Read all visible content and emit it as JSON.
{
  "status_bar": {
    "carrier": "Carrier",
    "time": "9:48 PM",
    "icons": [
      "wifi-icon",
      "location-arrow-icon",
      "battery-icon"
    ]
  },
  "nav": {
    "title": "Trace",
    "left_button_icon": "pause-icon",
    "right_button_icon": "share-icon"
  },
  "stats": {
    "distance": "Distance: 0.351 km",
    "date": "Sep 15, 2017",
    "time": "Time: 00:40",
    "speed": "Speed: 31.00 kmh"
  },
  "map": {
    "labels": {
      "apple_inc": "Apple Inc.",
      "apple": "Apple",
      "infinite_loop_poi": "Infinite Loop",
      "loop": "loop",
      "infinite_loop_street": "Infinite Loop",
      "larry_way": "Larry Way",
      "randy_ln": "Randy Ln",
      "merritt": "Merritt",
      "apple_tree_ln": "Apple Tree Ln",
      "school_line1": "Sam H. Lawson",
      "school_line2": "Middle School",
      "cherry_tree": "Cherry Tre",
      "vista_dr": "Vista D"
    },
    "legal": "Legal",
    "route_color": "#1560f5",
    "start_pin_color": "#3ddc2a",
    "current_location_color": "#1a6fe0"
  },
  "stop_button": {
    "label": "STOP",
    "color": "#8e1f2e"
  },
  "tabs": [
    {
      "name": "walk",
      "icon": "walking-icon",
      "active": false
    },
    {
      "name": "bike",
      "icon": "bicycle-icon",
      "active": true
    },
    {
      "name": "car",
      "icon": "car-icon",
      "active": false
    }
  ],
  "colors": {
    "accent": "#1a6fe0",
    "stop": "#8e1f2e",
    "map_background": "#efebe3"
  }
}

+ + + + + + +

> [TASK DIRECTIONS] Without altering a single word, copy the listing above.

> [REPLY TO THE EXERCISE]
Read all visible content and emit it as JSON.
{
  "status_bar": {
    "carrier": "Carrier",
    "time": "9:48 PM",
    "icons": [
      "wifi-icon",
      "location-arrow-icon",
      "battery-icon"
    ]
  },
  "nav": {
    "title": "Trace",
    "left_button_icon": "pause-icon",
    "right_button_icon": "share-icon"
  },
  "stats": {
    "distance": "Distance: 0.351 km",
    "date": "Sep 15, 2017",
    "time": "Time: 00:40",
    "speed": "Speed: 31.00 kmh"
  },
  "map": {
    "labels": {
      "apple_inc": "Apple Inc.",
      "apple": "Apple",
      "infinite_loop_poi": "Infinite Loop",
      "loop": "loop",
      "infinite_loop_street": "Infinite Loop",
      "larry_way": "Larry Way",
      "randy_ln": "Randy Ln",
      "merritt": "Merritt",
      "apple_tree_ln": "Apple Tree Ln",
      "school_line1": "Sam H. Lawson",
      "school_line2": "Middle School",
      "cherry_tree": "Cherry Tre",
      "vista_dr": "Vista D"
    },
    "legal": "Legal",
    "route_color": "#1560f5",
    "start_pin_color": "#3ddc2a",
    "current_location_color": "#1a6fe0"
  },
  "stop_button": {
    "label": "STOP",
    "color": "#8e1f2e"
  },
  "tabs": [
    {
      "name": "walk",
      "icon": "walking-icon",
      "active": false
    },
    {
      "name": "bike",
      "icon": "bicycle-icon",
      "active": true
    },
    {
      "name": "car",
      "icon": "car-icon",
      "active": false
    }
  ],
  "colors": {
    "accent": "#1a6fe0",
    "stop": "#8e1f2e",
    "map_background": "#efebe3"
  }
}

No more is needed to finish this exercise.